■ WHAT TO WORK ON: Each line of the data below must be given again exactly as written.

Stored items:

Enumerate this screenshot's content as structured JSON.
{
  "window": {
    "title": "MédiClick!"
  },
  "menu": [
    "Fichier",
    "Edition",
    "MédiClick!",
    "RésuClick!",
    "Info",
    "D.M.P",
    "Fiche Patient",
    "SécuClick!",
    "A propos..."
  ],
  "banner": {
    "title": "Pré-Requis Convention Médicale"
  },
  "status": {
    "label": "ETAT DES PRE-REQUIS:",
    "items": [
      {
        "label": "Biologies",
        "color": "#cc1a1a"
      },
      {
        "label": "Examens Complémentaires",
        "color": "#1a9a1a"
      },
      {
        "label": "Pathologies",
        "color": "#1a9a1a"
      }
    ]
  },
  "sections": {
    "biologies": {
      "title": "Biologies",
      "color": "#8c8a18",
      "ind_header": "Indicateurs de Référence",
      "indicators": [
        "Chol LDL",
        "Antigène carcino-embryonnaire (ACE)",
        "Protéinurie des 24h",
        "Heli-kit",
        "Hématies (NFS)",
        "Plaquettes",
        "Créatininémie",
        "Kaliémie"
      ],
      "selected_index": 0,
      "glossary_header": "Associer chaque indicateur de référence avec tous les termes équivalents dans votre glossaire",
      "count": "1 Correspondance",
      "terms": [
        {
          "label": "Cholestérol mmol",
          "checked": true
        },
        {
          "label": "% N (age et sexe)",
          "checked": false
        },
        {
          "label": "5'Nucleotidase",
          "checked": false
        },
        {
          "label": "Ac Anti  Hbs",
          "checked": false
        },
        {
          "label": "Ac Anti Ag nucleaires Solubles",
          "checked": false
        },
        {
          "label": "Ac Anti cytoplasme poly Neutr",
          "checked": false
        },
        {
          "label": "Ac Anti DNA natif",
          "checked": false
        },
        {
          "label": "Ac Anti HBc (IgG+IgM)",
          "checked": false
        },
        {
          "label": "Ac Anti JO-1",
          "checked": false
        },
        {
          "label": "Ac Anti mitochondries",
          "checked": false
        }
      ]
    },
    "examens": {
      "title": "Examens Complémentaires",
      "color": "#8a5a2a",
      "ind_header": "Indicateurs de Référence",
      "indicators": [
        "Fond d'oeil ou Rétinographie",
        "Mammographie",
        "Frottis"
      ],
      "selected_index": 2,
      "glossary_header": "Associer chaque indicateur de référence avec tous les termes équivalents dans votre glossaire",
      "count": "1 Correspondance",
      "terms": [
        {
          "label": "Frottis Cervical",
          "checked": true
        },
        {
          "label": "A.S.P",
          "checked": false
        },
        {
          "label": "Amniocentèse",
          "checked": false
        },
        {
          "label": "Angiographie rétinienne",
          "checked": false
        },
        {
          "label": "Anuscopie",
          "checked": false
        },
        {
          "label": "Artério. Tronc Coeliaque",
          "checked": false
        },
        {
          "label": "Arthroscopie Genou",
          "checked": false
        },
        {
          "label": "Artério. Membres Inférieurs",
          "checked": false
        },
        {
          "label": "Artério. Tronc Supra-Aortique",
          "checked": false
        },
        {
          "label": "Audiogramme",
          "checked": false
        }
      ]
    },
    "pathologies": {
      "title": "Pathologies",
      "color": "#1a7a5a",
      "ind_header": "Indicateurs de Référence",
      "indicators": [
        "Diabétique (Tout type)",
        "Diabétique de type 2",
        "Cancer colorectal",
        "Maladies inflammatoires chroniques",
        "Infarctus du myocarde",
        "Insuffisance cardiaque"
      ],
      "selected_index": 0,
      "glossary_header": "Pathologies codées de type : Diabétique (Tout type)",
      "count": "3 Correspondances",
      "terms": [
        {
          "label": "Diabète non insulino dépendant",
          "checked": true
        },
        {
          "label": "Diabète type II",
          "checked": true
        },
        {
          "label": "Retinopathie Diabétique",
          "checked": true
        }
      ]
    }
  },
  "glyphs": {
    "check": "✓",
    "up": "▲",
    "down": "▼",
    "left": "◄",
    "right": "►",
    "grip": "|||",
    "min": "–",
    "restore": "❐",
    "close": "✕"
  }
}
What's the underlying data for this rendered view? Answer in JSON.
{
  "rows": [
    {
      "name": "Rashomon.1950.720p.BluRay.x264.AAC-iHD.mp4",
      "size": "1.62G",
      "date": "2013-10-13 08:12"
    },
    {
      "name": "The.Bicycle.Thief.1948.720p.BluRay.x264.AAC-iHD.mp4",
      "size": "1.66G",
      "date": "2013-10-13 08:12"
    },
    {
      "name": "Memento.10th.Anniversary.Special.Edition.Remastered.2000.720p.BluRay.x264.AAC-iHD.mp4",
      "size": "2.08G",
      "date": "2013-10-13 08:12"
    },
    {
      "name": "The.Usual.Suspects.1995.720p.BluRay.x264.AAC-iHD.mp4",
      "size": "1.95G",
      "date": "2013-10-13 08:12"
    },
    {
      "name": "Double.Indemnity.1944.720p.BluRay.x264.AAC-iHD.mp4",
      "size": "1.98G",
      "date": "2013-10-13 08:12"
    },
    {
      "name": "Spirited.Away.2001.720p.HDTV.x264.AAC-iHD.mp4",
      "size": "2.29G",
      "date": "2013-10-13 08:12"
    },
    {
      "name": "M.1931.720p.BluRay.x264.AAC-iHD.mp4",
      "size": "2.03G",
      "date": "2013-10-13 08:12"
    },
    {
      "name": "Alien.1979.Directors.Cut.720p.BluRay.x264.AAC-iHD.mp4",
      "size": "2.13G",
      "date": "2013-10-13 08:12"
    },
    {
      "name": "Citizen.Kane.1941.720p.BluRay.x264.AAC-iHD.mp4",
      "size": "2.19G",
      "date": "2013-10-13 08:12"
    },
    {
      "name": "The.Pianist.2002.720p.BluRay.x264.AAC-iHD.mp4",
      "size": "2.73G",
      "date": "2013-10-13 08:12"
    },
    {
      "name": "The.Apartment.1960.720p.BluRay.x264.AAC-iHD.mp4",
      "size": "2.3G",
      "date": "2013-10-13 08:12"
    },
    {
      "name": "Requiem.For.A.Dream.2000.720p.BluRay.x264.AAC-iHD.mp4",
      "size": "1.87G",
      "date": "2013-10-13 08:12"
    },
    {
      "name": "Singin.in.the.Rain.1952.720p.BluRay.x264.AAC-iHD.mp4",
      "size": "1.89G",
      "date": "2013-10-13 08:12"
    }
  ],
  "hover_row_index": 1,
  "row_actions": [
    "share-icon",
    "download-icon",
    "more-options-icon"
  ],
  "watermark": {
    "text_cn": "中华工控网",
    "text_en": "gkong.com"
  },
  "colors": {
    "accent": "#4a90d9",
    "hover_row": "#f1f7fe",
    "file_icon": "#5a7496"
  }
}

■ SOLUTION:
Enumerate this screenshot's content as structured JSON.
{
  "window": {
    "title": "MédiClick!"
  },
  "menu": [
    "Fichier",
    "Edition",
    "MédiClick!",
    "RésuClick!",
    "Info",
    "D.M.P",
    "Fiche Patient",
    "SécuClick!",
    "A propos..."
  ],
  "banner": {
    "title": "Pré-Requis Convention Médicale"
  },
  "status": {
    "label": "ETAT DES PRE-REQUIS:",
    "items": [
      {
        "label": "Biologies",
        "color": "#cc1a1a"
      },
      {
        "label": "Examens Complémentaires",
        "color": "#1a9a1a"
      },
      {
        "label": "Pathologies",
        "color": "#1a9a1a"
      }
    ]
  },
  "sections": {
    "biologies": {
      "title": "Biologies",
      "color": "#8c8a18",
      "ind_header": "Indicateurs de Référence",
      "indicators": [
        "Chol LDL",
        "Antigène carcino-embryonnaire (ACE)",
        "Protéinurie des 24h",
        "Heli-kit",
        "Hématies (NFS)",
        "Plaquettes",
        "Créatininémie",
        "Kaliémie"
      ],
      "selected_index": 0,
      "glossary_header": "Associer chaque indicateur de référence avec tous les termes équivalents dans votre glossaire",
      "count": "1 Correspondance",
      "terms": [
        {
          "label": "Cholestérol mmol",
          "checked": true
        },
        {
          "label": "% N (age et sexe)",
          "checked": false
        },
        {
          "label": "5'Nucleotidase",
          "checked": false
        },
        {
          "label": "Ac Anti  Hbs",
          "checked": false
        },
        {
          "label": "Ac Anti Ag nucleaires Solubles",
          "checked": false
        },
        {
          "label": "Ac Anti cytoplasme poly Neutr",
          "checked": false
        },
        {
          "label": "Ac Anti DNA natif",
          "checked": false
        },
        {
          "label": "Ac Anti HBc (IgG+IgM)",
          "checked": false
        },
        {
          "label": "Ac Anti JO-1",
          "checked": false
        },
        {
          "label": "Ac Anti mitochondries",
          "checked": false
        }
      ]
    },
    "examens": {
      "title": "Examens Complémentaires",
      "color": "#8a5a2a",
      "ind_header": "Indicateurs de Référence",
      "indicators": [
        "Fond d'oeil ou Rétinographie",
        "Mammographie",
        "Frottis"
      ],
      "selected_index": 2,
      "glossary_header": "Associer chaque indicateur de référence avec tous les termes équivalents dans votre glossaire",
      "count": "1 Correspondance",
      "terms": [
        {
          "label": "Frottis Cervical",
          "checked": true
        },
        {
          "label": "A.S.P",
          "checked": false
        },
        {
          "label": "Amniocentèse",
          "checked": false
        },
        {
          "label": "Angiographie rétinienne",
          "checked": false
        },
        {
          "label": "Anuscopie",
          "checked": false
        },
        {
          "label": "Artério. Tronc Coeliaque",
          "checked": false
        },
        {
          "label": "Arthroscopie Genou",
          "checked": false
        },
        {
          "label": "Artério. Membres Inférieurs",
          "checked": false
        },
        {
          "label": "Artério. Tronc Supra-Aortique",
          "checked": false
        },
        {
          "label": "Audiogramme",
          "checked": false
        }
      ]
    },
    "pathologies": {
      "title": "Pathologies",
      "color": "#1a7a5a",
      "ind_header": "Indicateurs de Référence",
      "indicators": [
        "Diabétique (Tout type)",
        "Diabétique de type 2",
        "Cancer colorectal",
        "Maladies inflammatoires chroniques",
        "Infarctus du myocarde",
        "Insuffisance cardiaque"
      ],
      "selected_index": 0,
      "glossary_header": "Pathologies codées de type : Diabétique (Tout type)",
      "count": "3 Correspondances",
      "terms": [
        {
          "label": "Diabète non insulino dépendant",
          "checked": true
        },
        {
          "label": "Diabète type II",
          "checked": true
        },
        {
          "label": "Retinopathie Diabétique",
          "checked": true
        }
      ]
    }
  },
  "glyphs": {
    "check": "✓",
    "up": "▲",
    "down": "▼",
    "left": "◄",
    "right": "►",
    "grip": "|||",
    "min": "–",
    "restore": "❐",
    "close": "✕"
  }
}
What's the underlying data for this rendered view? Answer in JSON.
{
  "rows": [
    {
      "name": "Rashomon.1950.720p.BluRay.x264.AAC-iHD.mp4",
      "size": "1.62G",
      "date": "2013-10-13 08:12"
    },
    {
      "name": "The.Bicycle.Thief.1948.720p.BluRay.x264.AAC-iHD.mp4",
      "size": "1.66G",
      "date": "2013-10-13 08:12"
    },
    {
      "name": "Memento.10th.Anniversary.Special.Edition.Remastered.2000.720p.BluRay.x264.AAC-iHD.mp4",
      "size": "2.08G",
      "date": "2013-10-13 08:12"
    },
    {
      "name": "The.Usual.Suspects.1995.720p.BluRay.x264.AAC-iHD.mp4",
      "size": "1.95G",
      "date": "2013-10-13 08:12"
    },
    {
      "name": "Double.Indemnity.1944.720p.BluRay.x264.AAC-iHD.mp4",
      "size": "1.98G",
      "date": "2013-10-13 08:12"
    },
    {
      "name": "Spirited.Away.2001.720p.HDTV.x264.AAC-iHD.mp4",
      "size": "2.29G",
      "date": "2013-10-13 08:12"
    },
    {
      "name": "M.1931.720p.BluRay.x264.AAC-iHD.mp4",
      "size": "2.03G",
      "date": "2013-10-13 08:12"
    },
    {
      "name": "Alien.1979.Directors.Cut.720p.BluRay.x264.AAC-iHD.mp4",
      "size": "2.13G",
      "date": "2013-10-13 08:12"
    },
    {
      "name": "Citizen.Kane.1941.720p.BluRay.x264.AAC-iHD.mp4",
      "size": "2.19G",
      "date": "2013-10-13 08:12"
    },
    {
      "name": "The.Pianist.2002.720p.BluRay.x264.AAC-iHD.mp4",
      "size": "2.73G",
      "date": "2013-10-13 08:12"
    },
    {
      "name": "The.Apartment.1960.720p.BluRay.x264.AAC-iHD.mp4",
      "size": "2.3G",
      "date": "2013-10-13 08:12"
    },
    {
      "name": "Requiem.For.A.Dream.2000.720p.BluRay.x264.AAC-iHD.mp4",
      "size": "1.87G",
      "date": "2013-10-13 08:12"
    },
    {
      "name": "Singin.in.the.Rain.1952.720p.BluRay.x264.AAC-iHD.mp4",
      "size": "1.89G",
      "date": "2013-10-13 08:12"
    }
  ],
  "hover_row_index": 1,
  "row_actions": [
    "share-icon",
    "download-icon",
    "more-options-icon"
  ],
  "watermark": {
    "text_cn": "中华工控网",
    "text_en": "gkong.com"
  },
  "colors": {
    "accent": "#4a90d9",
    "hover_row": "#f1f7fe",
    "file_icon": "#5a7496"
  }
}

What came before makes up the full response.